“They’re under orders to make sure that I don’t get to meet anybody, and if I show up to an organizational meeting at some city or town, they’re supposed to adjourn immediately so I can’t have a conversation with them,” Weld said, adding that he’d “seen” memos ordering such things, but then clarified that he’d merely been told about such memos by “people in New Hampshire” associated with the Republican Party there.

Kaufmann was enraged by the accusation. “That is absolutely, one-hundred percent false!” he told me. “Not one time, as the state chairman, were we told anything about Bill Weld or the Joe fella, I can’t think of his last name. That is patently false and I would know about it if that went out. That would go right past my desk. They are lying. That is a lie made up for why they didn’t show up in the state.”

Photo: Courtesy of Olivia Nuzzi

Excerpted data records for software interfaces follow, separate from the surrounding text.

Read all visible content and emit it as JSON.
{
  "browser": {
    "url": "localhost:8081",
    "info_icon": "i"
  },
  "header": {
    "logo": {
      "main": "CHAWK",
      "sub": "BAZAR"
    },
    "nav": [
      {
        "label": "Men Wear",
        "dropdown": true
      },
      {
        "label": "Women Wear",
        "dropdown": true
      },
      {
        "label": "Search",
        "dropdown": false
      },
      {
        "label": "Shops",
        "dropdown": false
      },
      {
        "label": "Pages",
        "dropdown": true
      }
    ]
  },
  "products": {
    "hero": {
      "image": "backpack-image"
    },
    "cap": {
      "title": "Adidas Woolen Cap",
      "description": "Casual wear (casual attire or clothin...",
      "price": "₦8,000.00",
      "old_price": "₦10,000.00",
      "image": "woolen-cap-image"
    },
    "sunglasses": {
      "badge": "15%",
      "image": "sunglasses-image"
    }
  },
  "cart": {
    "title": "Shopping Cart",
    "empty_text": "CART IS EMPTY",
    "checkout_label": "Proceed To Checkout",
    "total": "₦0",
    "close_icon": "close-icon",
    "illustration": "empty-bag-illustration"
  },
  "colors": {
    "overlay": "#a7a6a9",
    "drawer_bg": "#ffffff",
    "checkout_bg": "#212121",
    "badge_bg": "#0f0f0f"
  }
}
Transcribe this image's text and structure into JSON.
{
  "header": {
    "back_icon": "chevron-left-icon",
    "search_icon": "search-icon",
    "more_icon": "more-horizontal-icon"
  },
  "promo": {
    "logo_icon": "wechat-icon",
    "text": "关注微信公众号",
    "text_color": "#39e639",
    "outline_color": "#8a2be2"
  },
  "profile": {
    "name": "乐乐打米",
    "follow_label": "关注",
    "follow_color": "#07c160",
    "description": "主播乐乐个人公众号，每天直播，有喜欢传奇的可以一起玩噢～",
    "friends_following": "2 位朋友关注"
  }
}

But who cares about this infighting among bit players anyway? The president has responded to impeachment the way he’s responded to every other threat to his presidency: by pretending it’s irrelevant even as he stages events in which he spends half the time complaining that he’s unfairly under siege. If that sounds a lot like the 2016 campaign, you’re right. And even as everything is technically different now, very little — including this hotel lobby — feels like it’s changed at all.

As he concluded his remarks, Trump talked about “good old Cambridge,” a town of less than 1,000 half an hour away from Des Moines, before rattling off a list of other Iowa towns: Council Bluffs, Cedar Rapids, Melbourne, Moorhead, Davenport.

“We stand on the shoulders of true, red-blooded American heroes,” he said, “This great state was founded by tough, tough frontier men. These are tough people. Let’s see how tough. They’re tough. Anybody like to join ICE?”

Then he appeared to return to the script: “And strong pioneer women,” he said, “who defied the dangers to carve out a life and a beautiful home with great families and great neighbors. They tamed the wilderness, braved the elements, tilled the soil, planted the fields, and helped make this the greatest nation to ever exist on the face of the earth,” he said. “And we are making it greater and greater every single day.”

Donald Trump’s Campaign Against Reality in Iowa